POPULAR VOTE DEBATE

Ruto allies plot to scuttle Uhuru-Raila referendum

Yesterday they warned they have the wherewithal to successfully rally the majority of Kenyans to reject the plebiscite

In Summary

• The rare brazen move by the DP's political foot-soldiers could be a change of tack to take on Uhuru and Raila, whose unity has rattled them

• A contest with the President will leave Ruto thoroughly bruised as the country’s political bigwigs have closed ranks to support constitutional change

Deputy President William Ruto, Lands CS Farida Karoney and other leaders during the 3rd RCMRD on International Conference and 4th AfriGEO Symposium, Kasarani, Nairobi County on August 13, 2019..
Deputy President William Ruto, Lands CS Farida Karoney and other leaders during the 3rd RCMRD on International Conference and 4th AfriGEO Symposium, Kasarani, Nairobi County on August 13, 2019..
Image: DPPS

Deputy President William Ruto's allies have dared President Uhuru Kenyatta and Opposition chief Raila Odinga to a referendum duel.

On Tuesday, they warned that they have the wherewithal to mount a massive campaign against the public vote which they claimed is "predicated on selfish political interests."

A political duel pitting Uhuru and Ruto would be an acrimonious end to the Jubilee marriage that has lately been roiled by vicious acrimony.

 
 
 

After his defeat in the 2005 referendum, President Mwai Kibaki made radical changes to his Cabinet and kicked out Raila’s LDP brigade that spearheaded the winning “No” vote.

Kenyatta might borrow a leaf from his political godfather. 

Deputy President William Ruto's allies have dared President Uhuru Kenyatta and Opposition chief Raila Odinga to a referendum duel. See story https://bit.ly/2YWSKLZ

MPs who spoke to the Star said the DP's camp will mount a vigorous campaign to shoot down the referendum bill if "it is pushed down the throats of Kenyans."

 “We don't fear a referendum at all. Let them bring it on,” said Soy MP Caleb Kositany, one of the few politicians in Ruto's coterie. “At the end of the day, we will respect the decision of the majority of Kenyans.
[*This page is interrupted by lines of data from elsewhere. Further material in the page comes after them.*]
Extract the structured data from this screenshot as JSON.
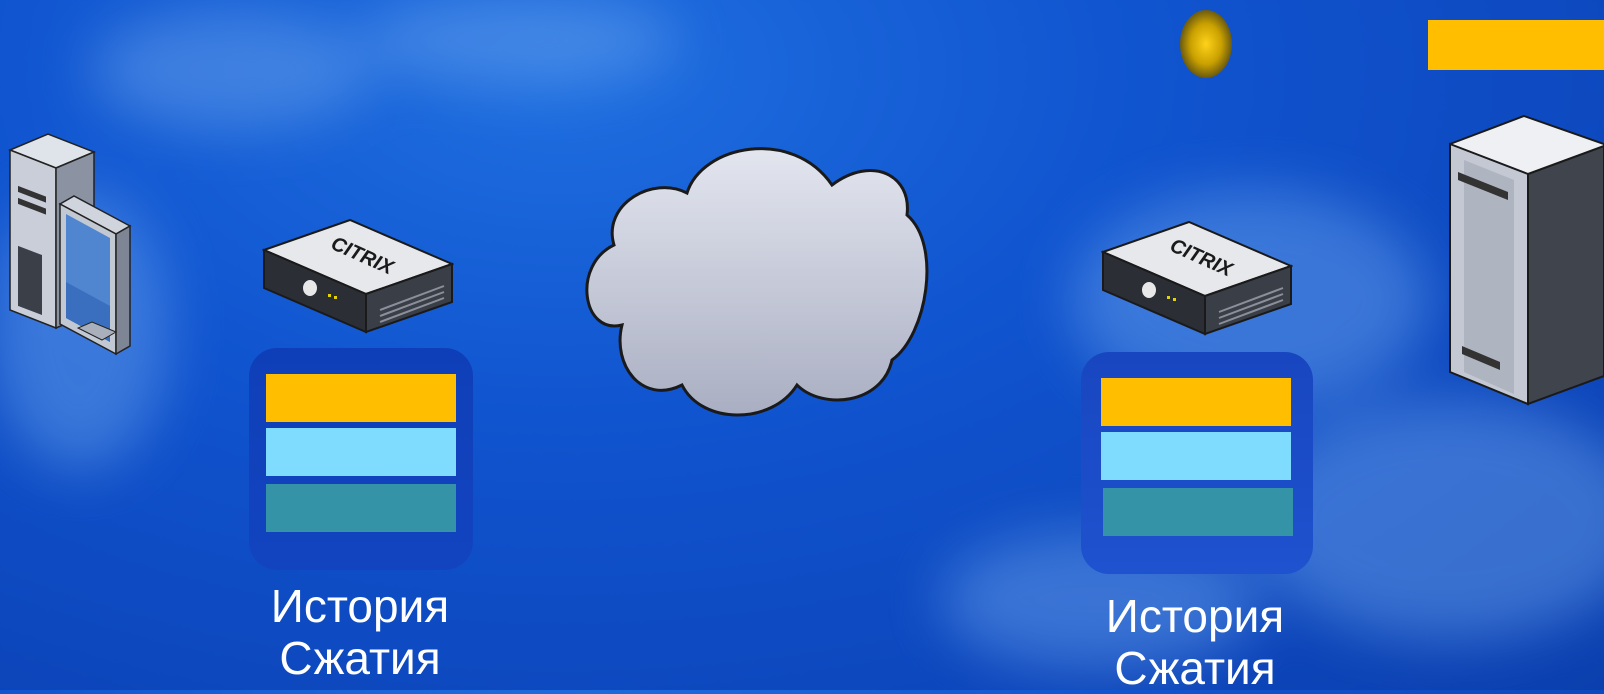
{
  "diagram": {
    "left_site": {
      "appliance_label": "CITRIX",
      "caption_line1": "История",
      "caption_line2": "Сжатия"
    },
    "right_site": {
      "appliance_label": "CITRIX",
      "caption_line1": "История",
      "caption_line2": "Сжатия"
    }
  },
  "colors": {
    "history_bar_top": "#ffbf00",
    "history_bar_middle": "#7fdcff",
    "history_bar_bottom": "#3593a8",
    "packet_bar": "#ffbf00",
    "packet_dot": "#c9a000"
  }
}
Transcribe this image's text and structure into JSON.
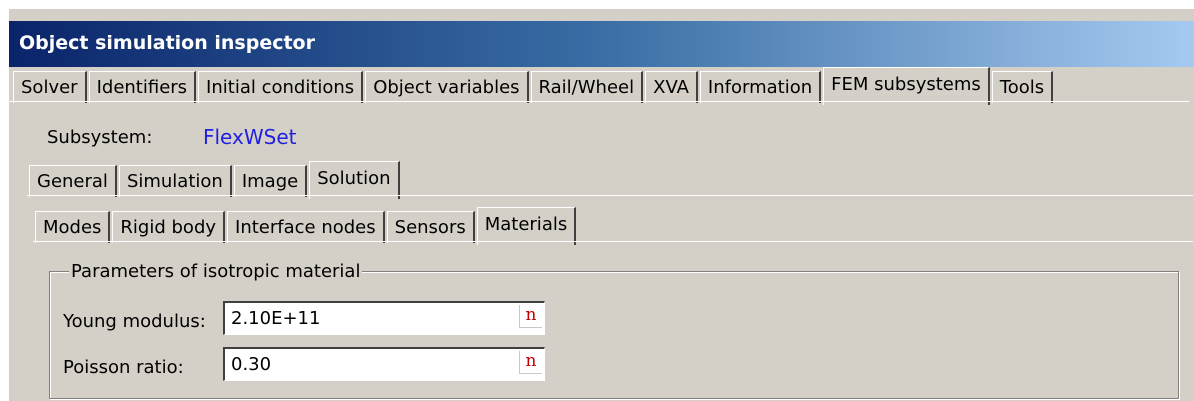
{
  "window": {
    "title": "Object simulation inspector"
  },
  "main_tabs": [
    "Solver",
    "Identifiers",
    "Initial conditions",
    "Object variables",
    "Rail/Wheel",
    "XVA",
    "Information",
    "FEM subsystems",
    "Tools"
  ],
  "main_active": "FEM subsystems",
  "subsystem": {
    "label": "Subsystem:",
    "value": "FlexWSet"
  },
  "sub_tabs": [
    "General",
    "Simulation",
    "Image",
    "Solution"
  ],
  "sub_active": "Solution",
  "solution_tabs": [
    "Modes",
    "Rigid body",
    "Interface nodes",
    "Sensors",
    "Materials"
  ],
  "solution_active": "Materials",
  "group": {
    "title": "Parameters of isotropic material",
    "young_label": "Young modulus:",
    "young_value": "2.10E+11",
    "poisson_label": "Poisson ratio:",
    "poisson_value": "0.30",
    "unit_icon": "n"
  },
  "colors": {
    "title_start": "#0a246a",
    "title_end": "#a6caf0",
    "subsystem_value": "#2020e0",
    "unit_icon": "#c00000",
    "face": "#d4d0c8"
  }
}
Let us meet at the ballot.”

Kandara's Alice Wahome said Kenyans who voted for Uhuru and Ruto in 2017 are intact and would reject the plebiscite, despite Uhuru joining “the official opposition”.

“We haven’t crossed over and we haven’t changed our minds. We keep promises,” Wahome stated.

She claimed that President Kenyatta and Raila might as well have hatched a plot to destroy Ruto's 2022 presidential ambitions.

 
 
 

"Nobody fears a referendum at all. What we are opposed to is a referendum that seeks to enable a few people to get power. We already know, for example, who wants to be Prime Minister and the two deputies," she said.

The controversial MP, however, reminded Uhuru that the Ruto allies were not about to abandon the DP.

The warning shot from the DP's brigade is the clearest signal yet that Ruto could be weighing his options, including a political duel with his boss.

Such a contest will likely leave him thoroughly bruised as the country’s political bigwigs have closed ranks to support constitutional change.

In the Uhuru-Raila axis are political heavyweights Kalonzo Musyoka (Wiper), Musalia Mudavadi (ANC), Moses Wetang'ula (Ford Kenya), Gideon Moi (Kanu) and Isaac Rutto (CCM).

The DP’s political gadfly and foot soldier Aden Duale has tactfully changed his tune. He now says to all and sundry he supports a parliamentary system which only months ago he declared could not work in Kenya.

"This is my position and I intend to convince the President and the Deputy President that this is the best way to go in order to have a stable country with reduced ethnic tensions,” Duale told the Star last week.

Ruto was the de facto leader of the “No” campaign in the 2010 constitutional referendum.

He lost by a huge margin to the Raila-Kibaki "Yes" brigade despite a spirited national onslaught against the current constitution.

The “No” team got a paltry 2.7 million votes against the "Yes" team's 6 million.

Ruto used the vote to rally the Kalenjin, a strategy that would later propel him to the regional kingpin.

Kiharu MP Ndindi Nyoro on Tuesday told the Star the referendum being pushed is meant to achieve “narrow political gains for a few rich individuals.”

“This is a very unpopular referendum because it doesn't seek to address the problems Kenyans are facing. We will fight to the end against a referendum that creates jobs for a few people,” the vocal lawmaker said.

His Kapseret counterpart Oscar Sudi said the referendum push is driven by only two people - Uhuru and Raila - with the aim of creating positions for themselves after the 2022 polls.

“This referendum is about people creating positions for themselves so that they can continue to rule the country forever. Let me say that Kenyans are not ready for a referendum and will reject it,” Sudi said.

Ruto's lieutenants have intensified their offensive only days after the Building Bridges Initiative task force, which the DP has openly castigated, wound up the process of collecting public views.

The team has until next month to write its report and handover its recommendations to Uhuru and Raila as referendum becomes increasingly inevitable.

The DP claims that the referendum is a scheme, by his rivals, to scuttle his 2022 ambitions to become president by changing the goalposts and introducing a parliamentary system for government.

Ruto's team has launched a scathing attack at the Yusuf Haji-led team, alleging that it never collected views from all Kenyans as they were holding meetings in top hotels.

Ruto says the proponents of the plebiscite were not “objective, genuine, truthful and honest.”  He further claims they want to scuttle the President's Big 4 agenda.

"The Jubilee administration will not be distracted from delivering on our manifesto and H.E.'s (His Excellency's) Big 4 plan by those engaged in the raging debate on Punguza Mizigo, BBI or 2022," Ruto said in a tweet on Sunday morning.

The BBI is the product of the March 9, 2018, handshake between the President and Raila.  It has been collecting views from Kenyans on what they consider should be changed to make the country better and end the cycle of violence after every General Election.